_YOUR OBJECTIVE:_
Whenever a line in the data contains "handle", show that line.

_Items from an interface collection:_
- Opening Delimiter -
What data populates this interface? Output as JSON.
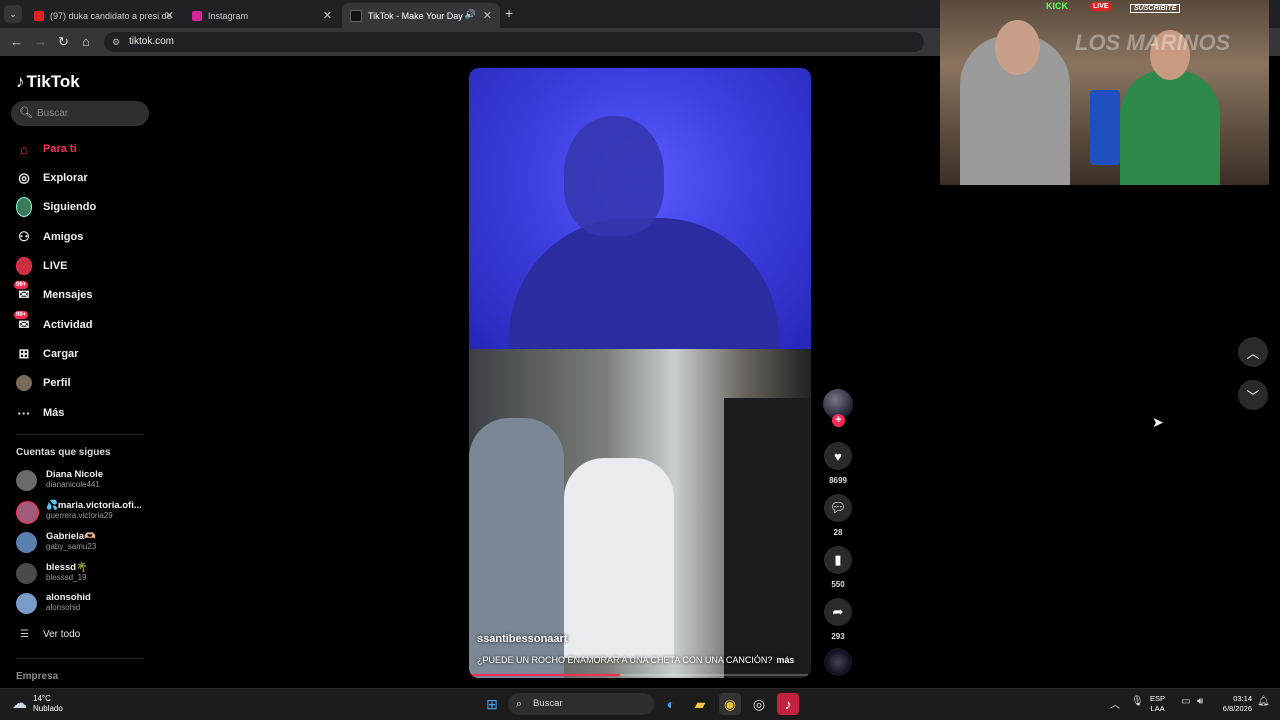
{
  "browser": {
    "tabs": [
      {
        "title": "(97) duka candidato a presi de",
        "favicon_color": "#e02020"
      },
      {
        "title": "Instagram",
        "favicon_color": "#d6249f"
      },
      {
        "title": "TikTok - Make Your Day",
        "favicon_color": "#111111"
      }
    ],
    "new_tab_glyph": "+",
    "url": "tiktok.com"
  },
  "sidebar": {
    "logo_text": "TikTok",
    "search_placeholder": "Buscar",
    "menu": [
      {
        "label": "Para ti",
        "icon": "home-icon",
        "glyph": "⌂"
      },
      {
        "label": "Explorar",
        "icon": "compass-icon",
        "glyph": "◎"
      },
      {
        "label": "Siguiendo",
        "icon": "following-avatar-icon",
        "glyph": "●"
      },
      {
        "label": "Amigos",
        "icon": "friends-icon",
        "glyph": "👥"
      },
      {
        "label": "LIVE",
        "icon": "live-icon",
        "glyph": "●"
      },
      {
        "label": "Mensajes",
        "icon": "messages-icon",
        "glyph": "✉",
        "badge": "99+"
      },
      {
        "label": "Actividad",
        "icon": "activity-icon",
        "glyph": "✉",
        "badge": "99+"
      },
      {
        "label": "Cargar",
        "icon": "upload-icon",
        "glyph": "⊞"
      },
      {
        "label": "Perfil",
        "icon": "profile-avatar-icon",
        "glyph": "●"
      },
      {
        "label": "Más",
        "icon": "more-icon",
        "glyph": "···"
      }
    ],
    "following_title": "Cuentas que sigues",
    "accounts": [
      {
        "name": "Diana Nicole",
        "handle": "diananicole441",
        "color": "#6a6a6a"
      },
      {
        "name": "💦maria.victoria.ofi...",
        "handle": "guerrera.victoria29",
        "color": "#a05a7a"
      },
      {
        "name": "Gabriela🫶🏼",
        "handle": "gaby_samu23",
        "color": "#5a80b0"
      },
      {
        "name": "blessd🌴",
        "handle": "blesssd_19",
        "color": "#4a4a4a"
      },
      {
        "name": "alonsohid",
        "handle": "alonsohid",
        "color": "#7a9ac8"
      }
    ],
    "see_all": "Ver todo",
    "company": "Empresa"
  },
  "video": {
    "creator": "ssantibessonaart",
    "caption": "¿PUEDE UN ROCHO ENAMORAR A UNA CHETA CON UNA CANCIÓN?",
    "more": "más",
    "progress": 0.44
  },
  "actions": {
    "likes": "8699",
    "comments": "28",
    "saves": "550",
    "shares": "293"
  },
  "stream_overlay": {
    "kick": "KICK",
    "live": "LIVE",
    "subscribe": "SUSCRIBITE",
    "brand": "LOS MARINOS"
  },
  "taskbar": {
    "weather_temp": "14°C",
    "weather_desc": "Nublado",
    "search_placeholder": "Buscar",
    "lang_line1": "ESP",
    "lang_line2": "LAA",
    "time": "03:14",
    "date": "6/8/2026"
  },
  "colors": {
    "accent": "#fe2c55",
    "chrome_bg": "#202124",
    "sidebar_bg": "#000000"
  }
}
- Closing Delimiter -
_REPLY:_
        "handle": "diananicole441",
        "handle": "guerrera.victoria29",
        "handle": "gaby_samu23",
        "handle": "blesssd_19",
        "handle": "alonsohid",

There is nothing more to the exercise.